I did run, but my confused, and panicked, mind couldn't grasp what the bag had to do with anything, and I was using it as a weapon now, to keep the geese as far away from me as possible, which wasn't far at all. They were nipping at my shirt and pants, and hair, and honking loudly at me from every side.

Finally I got a burst of speed and managed to get a little bit ahead of the geese, but not very far. My frenzied bag swinging must have looked hilarious to any witnesses, because my mom was doubled over laughing, but kept yelling at me, "just drop the bag!"
which I still wasn't willing to do.

It felt like I was running from those geese forever, and I was starting to get tired.

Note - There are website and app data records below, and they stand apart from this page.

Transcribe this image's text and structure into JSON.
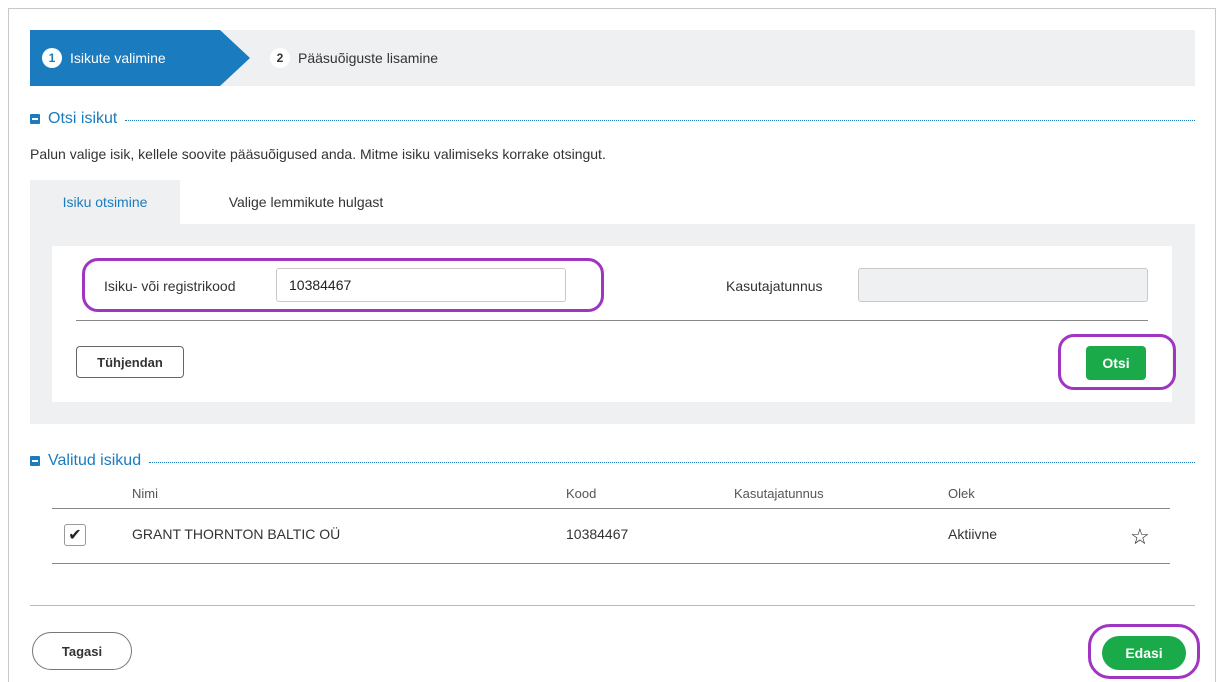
{
  "stepper": {
    "step1": {
      "num": "1",
      "label": "Isikute valimine"
    },
    "step2": {
      "num": "2",
      "label": "Pääsuõiguste lisamine"
    }
  },
  "search_section": {
    "title": "Otsi isikut",
    "intro": "Palun valige isik, kellele soovite pääsuõigused anda. Mitme isiku valimiseks korrake otsingut.",
    "tabs": [
      {
        "label": "Isiku otsimine",
        "active": true
      },
      {
        "label": "Valige lemmikute hulgast",
        "active": false
      }
    ],
    "code_label": "Isiku- või registrikood",
    "code_value": "10384467",
    "username_label": "Kasutajatunnus",
    "username_value": "",
    "clear_button": "Tühjendan",
    "search_button": "Otsi"
  },
  "selected_section": {
    "title": "Valitud isikud",
    "columns": [
      "Nimi",
      "Kood",
      "Kasutajatunnus",
      "Olek"
    ],
    "rows": [
      {
        "checked": true,
        "name": "GRANT THORNTON BALTIC OÜ",
        "code": "10384467",
        "username": "",
        "status": "Aktiivne",
        "favorite_icon": "star-outline-icon"
      }
    ]
  },
  "footer": {
    "back_button": "Tagasi",
    "next_button": "Edasi"
  },
  "colors": {
    "accent": "#1a7bbf",
    "green": "#1aaa4a",
    "highlight": "#a035c2",
    "panel_bg": "#eef0f1"
  }
}
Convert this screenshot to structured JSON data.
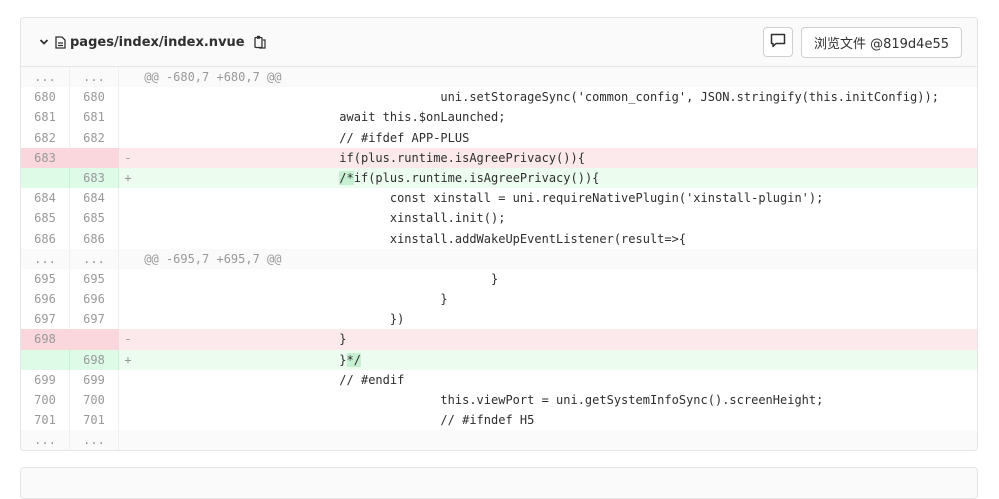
{
  "file": {
    "path": "pages/index/index.nvue",
    "view_file_label": "浏览文件 @819d4e55"
  },
  "lines": [
    {
      "type": "match",
      "old": "...",
      "new": "...",
      "sign": "",
      "code": "@@ -680,7 +680,7 @@"
    },
    {
      "type": "context",
      "old": "680",
      "new": "680",
      "sign": "",
      "code": "\t\t\t\t\t\tuni.setStorageSync('common_config', JSON.stringify(this.initConfig));"
    },
    {
      "type": "context",
      "old": "681",
      "new": "681",
      "sign": "",
      "code": "\t\t\t\tawait this.$onLaunched;"
    },
    {
      "type": "context",
      "old": "682",
      "new": "682",
      "sign": "",
      "code": "\t\t\t\t// #ifdef APP-PLUS"
    },
    {
      "type": "old",
      "old": "683",
      "new": "",
      "sign": "-",
      "code": "\t\t\t\tif(plus.runtime.isAgreePrivacy()){"
    },
    {
      "type": "new",
      "old": "",
      "new": "683",
      "sign": "+",
      "code_hl": "/*",
      "code_rest": "if(plus.runtime.isAgreePrivacy()){",
      "code": "\t\t\t\t"
    },
    {
      "type": "context",
      "old": "684",
      "new": "684",
      "sign": "",
      "code": "\t\t\t\t\tconst xinstall = uni.requireNativePlugin('xinstall-plugin');"
    },
    {
      "type": "context",
      "old": "685",
      "new": "685",
      "sign": "",
      "code": "\t\t\t\t\txinstall.init();"
    },
    {
      "type": "context",
      "old": "686",
      "new": "686",
      "sign": "",
      "code": "\t\t\t\t\txinstall.addWakeUpEventListener(result=>{"
    },
    {
      "type": "match",
      "old": "...",
      "new": "...",
      "sign": "",
      "code": "@@ -695,7 +695,7 @@"
    },
    {
      "type": "context",
      "old": "695",
      "new": "695",
      "sign": "",
      "code": "\t\t\t\t\t\t\t}"
    },
    {
      "type": "context",
      "old": "696",
      "new": "696",
      "sign": "",
      "code": "\t\t\t\t\t\t}"
    },
    {
      "type": "context",
      "old": "697",
      "new": "697",
      "sign": "",
      "code": "\t\t\t\t\t})"
    },
    {
      "type": "old",
      "old": "698",
      "new": "",
      "sign": "-",
      "code": "\t\t\t\t}"
    },
    {
      "type": "new",
      "old": "",
      "new": "698",
      "sign": "+",
      "code": "\t\t\t\t}",
      "code_hl": "*/",
      "code_rest": ""
    },
    {
      "type": "context",
      "old": "699",
      "new": "699",
      "sign": "",
      "code": "\t\t\t\t// #endif"
    },
    {
      "type": "context",
      "old": "700",
      "new": "700",
      "sign": "",
      "code": "\t\t\t\t\t\tthis.viewPort = uni.getSystemInfoSync().screenHeight;"
    },
    {
      "type": "context",
      "old": "701",
      "new": "701",
      "sign": "",
      "code": "\t\t\t\t\t\t// #ifndef H5"
    },
    {
      "type": "match",
      "old": "...",
      "new": "...",
      "sign": "",
      "code": ""
    }
  ]
}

I saw a tree near the pond and thought maybe I could get behind it, or somehow use it to get away, and with the last of my strength I sped up and ran around the back side of the tree and felt like I was getting away when my foot caught on a root and SPLAT! I slid across the wet grass, and probably mounds of bird poop, and was soon pounced upon by all of the geese. They were pulling at my hair and toes, and pants, and shirt, and whapping me with their wing tips. I curled up in a ball and covered my face with my hands, while still holding the bag, which caused them to bite my fingers too.

My mom came running all the way across the park yelling nonstop "Drop the bag, Guinevere, DROP THE BAG!"

I don't know how many times she yelled it before it finally dawned on me that the stupid geese thought there was still bread in the bag, and, still covering my face, I wadded the bag up and thew it as hard as I could. The bag flew about a foot, but it was enough to get the geese off of me.

Right as my mom came running up, the geese triumphantly took the orange bread bag into the water, and as a final payment, for not having anymore bread, one of the geese grabbed my flip-flop from where it had gotten stuck in the tree root, and took it in the water too.

I was bruised, scraped, bleeding, muddy, covered in bird shit, and sobbing uncontrollably all the way home on the bus.

I wonder what people thought my mom had done.